— Assigned task —
Search the material for "title" and show all lines that contain it.
*** Data supplied ***
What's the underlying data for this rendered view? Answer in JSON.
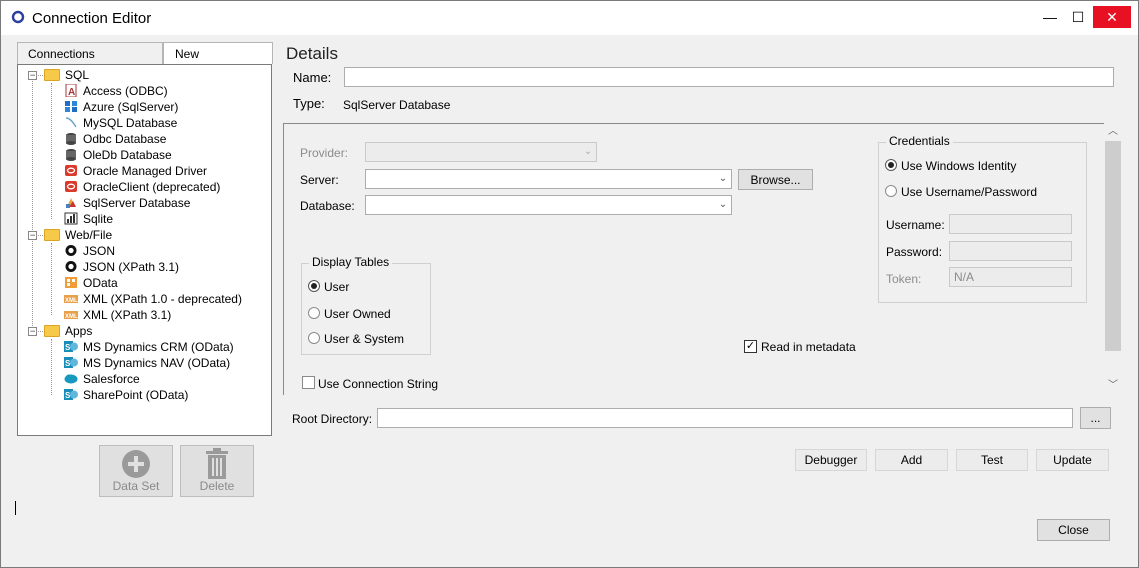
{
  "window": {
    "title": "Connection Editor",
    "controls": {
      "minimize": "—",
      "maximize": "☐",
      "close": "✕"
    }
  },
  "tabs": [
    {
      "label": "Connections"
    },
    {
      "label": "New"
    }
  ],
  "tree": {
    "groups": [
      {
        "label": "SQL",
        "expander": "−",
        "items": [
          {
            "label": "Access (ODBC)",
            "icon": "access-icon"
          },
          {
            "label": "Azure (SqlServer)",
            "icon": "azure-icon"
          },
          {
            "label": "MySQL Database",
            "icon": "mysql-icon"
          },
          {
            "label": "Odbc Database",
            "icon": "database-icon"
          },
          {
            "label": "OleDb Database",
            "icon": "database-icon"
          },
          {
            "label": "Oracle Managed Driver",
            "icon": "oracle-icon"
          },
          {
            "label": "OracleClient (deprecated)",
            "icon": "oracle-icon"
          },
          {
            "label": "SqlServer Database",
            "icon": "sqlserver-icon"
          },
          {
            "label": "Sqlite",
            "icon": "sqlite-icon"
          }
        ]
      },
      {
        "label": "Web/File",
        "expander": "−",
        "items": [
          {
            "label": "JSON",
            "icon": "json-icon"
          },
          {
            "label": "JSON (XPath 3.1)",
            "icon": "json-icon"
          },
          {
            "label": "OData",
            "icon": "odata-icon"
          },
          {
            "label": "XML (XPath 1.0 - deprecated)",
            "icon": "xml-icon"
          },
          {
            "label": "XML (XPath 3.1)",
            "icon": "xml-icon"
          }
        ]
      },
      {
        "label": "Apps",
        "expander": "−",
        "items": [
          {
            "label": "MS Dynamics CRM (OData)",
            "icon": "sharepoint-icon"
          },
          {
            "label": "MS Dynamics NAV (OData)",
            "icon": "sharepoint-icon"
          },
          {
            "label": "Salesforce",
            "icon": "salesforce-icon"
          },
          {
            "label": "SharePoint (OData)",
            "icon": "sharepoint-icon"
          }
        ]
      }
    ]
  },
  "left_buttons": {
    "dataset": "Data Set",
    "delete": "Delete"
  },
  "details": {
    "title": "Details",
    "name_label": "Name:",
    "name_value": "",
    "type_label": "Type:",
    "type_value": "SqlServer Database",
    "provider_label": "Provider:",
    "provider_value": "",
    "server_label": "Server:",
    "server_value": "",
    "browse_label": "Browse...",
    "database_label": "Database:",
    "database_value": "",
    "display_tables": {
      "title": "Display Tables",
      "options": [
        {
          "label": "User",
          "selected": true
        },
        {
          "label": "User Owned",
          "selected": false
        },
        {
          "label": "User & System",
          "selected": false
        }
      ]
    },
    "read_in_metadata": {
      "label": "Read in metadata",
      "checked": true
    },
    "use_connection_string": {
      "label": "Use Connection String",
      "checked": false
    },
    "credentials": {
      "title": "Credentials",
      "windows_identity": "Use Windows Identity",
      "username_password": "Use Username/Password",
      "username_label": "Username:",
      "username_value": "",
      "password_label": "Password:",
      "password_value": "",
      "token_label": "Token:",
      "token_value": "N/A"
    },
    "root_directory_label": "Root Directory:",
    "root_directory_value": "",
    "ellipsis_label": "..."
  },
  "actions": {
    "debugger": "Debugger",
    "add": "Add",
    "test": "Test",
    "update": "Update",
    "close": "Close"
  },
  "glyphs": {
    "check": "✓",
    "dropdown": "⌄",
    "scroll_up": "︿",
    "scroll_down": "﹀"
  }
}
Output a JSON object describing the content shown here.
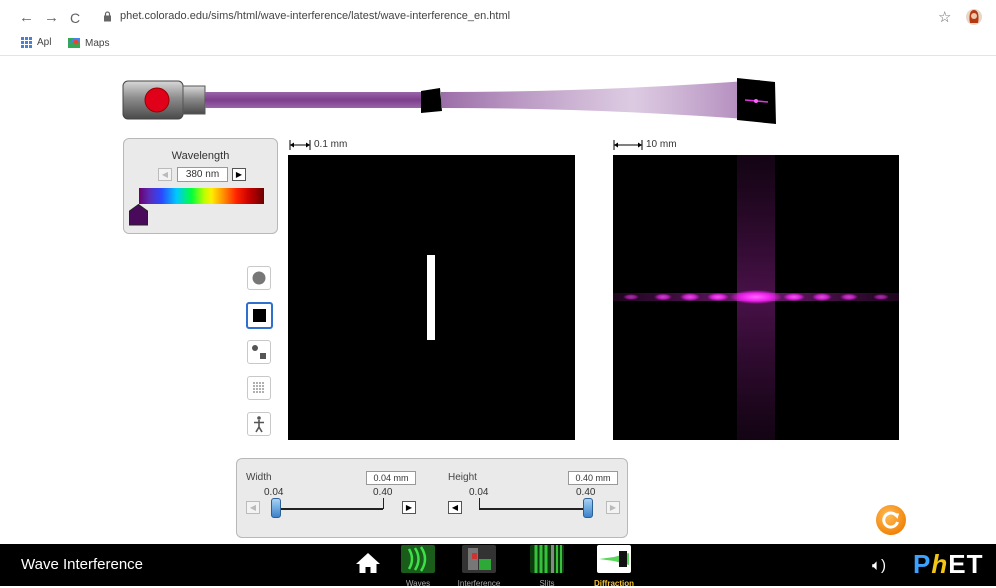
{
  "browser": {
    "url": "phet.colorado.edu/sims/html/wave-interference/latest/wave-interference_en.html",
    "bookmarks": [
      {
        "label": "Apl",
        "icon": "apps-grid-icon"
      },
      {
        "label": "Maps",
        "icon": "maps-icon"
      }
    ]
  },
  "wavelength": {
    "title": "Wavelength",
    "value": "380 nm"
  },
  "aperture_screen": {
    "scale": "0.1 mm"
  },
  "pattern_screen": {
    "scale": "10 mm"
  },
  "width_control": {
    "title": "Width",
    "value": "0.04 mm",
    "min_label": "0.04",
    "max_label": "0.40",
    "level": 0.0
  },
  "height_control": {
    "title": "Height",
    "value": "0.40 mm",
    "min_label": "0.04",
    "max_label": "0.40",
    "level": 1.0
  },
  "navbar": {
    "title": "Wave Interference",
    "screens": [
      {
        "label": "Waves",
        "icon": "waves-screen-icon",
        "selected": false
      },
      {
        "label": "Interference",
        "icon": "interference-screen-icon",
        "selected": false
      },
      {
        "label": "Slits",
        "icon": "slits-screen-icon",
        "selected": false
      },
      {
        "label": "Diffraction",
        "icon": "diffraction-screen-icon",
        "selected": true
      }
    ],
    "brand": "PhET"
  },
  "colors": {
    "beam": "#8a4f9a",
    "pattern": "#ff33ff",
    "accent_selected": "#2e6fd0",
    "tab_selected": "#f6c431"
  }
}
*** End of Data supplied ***
— Solution to the exercise —
    "title": "Connection Editor",
    "title": "Details",
      "title": "Display Tables",
      "title": "Credentials",
    "title": "Wavelength",
    "title": "Width",
    "title": "Height",
    "title": "Wave Interference",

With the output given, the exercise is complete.